If you own and operate your own gear, chances are you have some sort of general liability insurance with riders on your valuable video production equipment. Or maybe you’re not doing this for a living yet, so you have no insurance at all.
Either way, when you dive into the world of gear rental, you have to consider buying additional insurance for your rented gear. Otherwise, you may find yourself having to pay for damages on a very expensive camera or lens that you rented, which is going to sting if you couldn’t afford to buy that equipment in the first place.
ShareGrid recently published a comparison of a few insurance options for photographers renting gear. ShareGrid is a peer-to-peer marketplace for camera and production gear, and they offer their own insurance system for the equipment rentals. Their research on the various insurance options looks to be extensive and shows real-world numbers.
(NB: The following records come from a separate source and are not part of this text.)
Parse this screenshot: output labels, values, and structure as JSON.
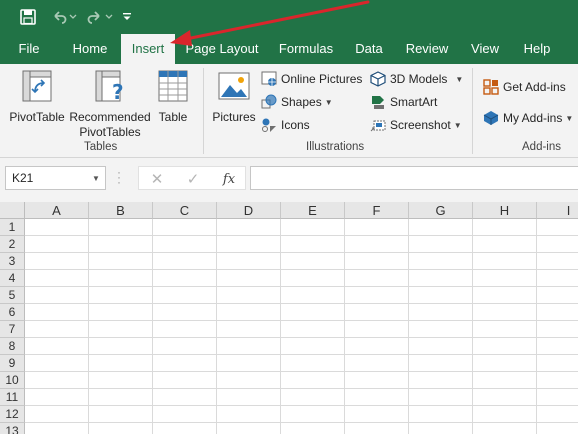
{
  "tabs": [
    {
      "label": "File"
    },
    {
      "label": "Home"
    },
    {
      "label": "Insert",
      "active": true
    },
    {
      "label": "Page Layout"
    },
    {
      "label": "Formulas"
    },
    {
      "label": "Data"
    },
    {
      "label": "Review"
    },
    {
      "label": "View"
    },
    {
      "label": "Help"
    }
  ],
  "ribbon": {
    "tables_group": {
      "label": "Tables",
      "pivottable": "PivotTable",
      "recommended_line1": "Recommended",
      "recommended_line2": "PivotTables",
      "table": "Table"
    },
    "illustrations_group": {
      "label": "Illustrations",
      "pictures": "Pictures",
      "online_pictures": "Online Pictures",
      "shapes": "Shapes",
      "icons": "Icons",
      "models_3d": "3D Models",
      "smartart": "SmartArt",
      "screenshot": "Screenshot"
    },
    "addins_group": {
      "label": "Add-ins",
      "get_addins": "Get Add-ins",
      "my_addins": "My Add-ins"
    }
  },
  "formula_bar": {
    "name_box": "K21",
    "cancel_symbol": "✕",
    "enter_symbol": "✓",
    "fx_label": "fx",
    "formula": ""
  },
  "sheet": {
    "columns": [
      "A",
      "B",
      "C",
      "D",
      "E",
      "F",
      "G",
      "H",
      "I"
    ],
    "rows": [
      "1",
      "2",
      "3",
      "4",
      "5",
      "6",
      "7",
      "8",
      "9",
      "10",
      "11",
      "12",
      "13"
    ]
  },
  "colors": {
    "brand": "#217346",
    "ribbon_bg": "#f3f3f3",
    "header_bg": "#e6e6e6",
    "annotation_arrow": "#d9262c"
  },
  "icons": {
    "save": "save-icon",
    "undo": "undo-icon",
    "redo": "redo-icon",
    "customize": "customize-quick-access-icon"
  }
}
So if you’re about to rent some gear from a local photography shop or from LensRentals or BorrowLenses, check out this guide first. It includes broken down prices for coverage that includes damage only, and damage plus theft. There’s more explanation of the differences between those options below.
Here’s a scenario where you rent gear for a weekend shoot, with coverage from Friday through Monday.
And here’s a week-long shoot, covering Monday through Friday.
Damage Waiver vs Insurance
As described in the article, there’s a difference between damage wavers and insurance when you’re renting gear. Damage waivers are offered by the rental company, for specifically the gear you rent from them. They usually cover only damage, and not loss or theft. Although, ShareGrid does have an option that includes theft protection too.
Insurance, however, can be used to cover gear you use outside of the rental company. It’s serviced by an insurance company rather than the rental company itself, but it can be offered as an addition to your rental contract.
Because ShareGrid is a peer-to-peer rental service, there is always the chance that you could rent your gear to someone who doesn’t give it back. That’s a different kind of theft called Voluntary Parting, compared to the typical theft which is when you rent gear and someone steals it from you while it’s in your possession. ShareGrid makes a point that they offer both types of coverages through their insurance partner.
Photography Equipment Insurance is Essential
We’ve had production equipment break, stop working for no apparent reason, get left behind somewhere, and also stolen. It really sucks when any of those things happen, but accidents or loss or theft shouldn’t put anybody out of business. It’s just gear, after all.
Now, if you lose a month’s long worth of video work because of a hard drive failure, that’s certainly something to cry about. But gear is replaceable.
Insuring equipment is absolutely essential when you’re making money from photography or videography. But even if you aren’t doing it for a living, you still need insurance when you rent gear. It’s a good idea to take a few pics or even a video of rented gear when you first receive it, so you can document how it arrived when you took possession of it, including the packaging and all the accessories.
Should something happen to the rented gear, like damage, loss, theft, or some kind of scam with the rental itself, you need to document as much as you can right away. The time of day and location, the entire scenario that led up to the occurrence, and what you did after – these are all details that will be important for your claim.
When we filed our last claim for damages to our Canon 1DX mkII, we had to provide a lot of details of how the damage occured, who’s fault it might have been, where the event took place, and what kind of shoot we were on. We also had to submit the receipt for the Canon repair. You probably won’t send your rental gear to a repair shop, but it’s still important to save any receipt or document related to the gear.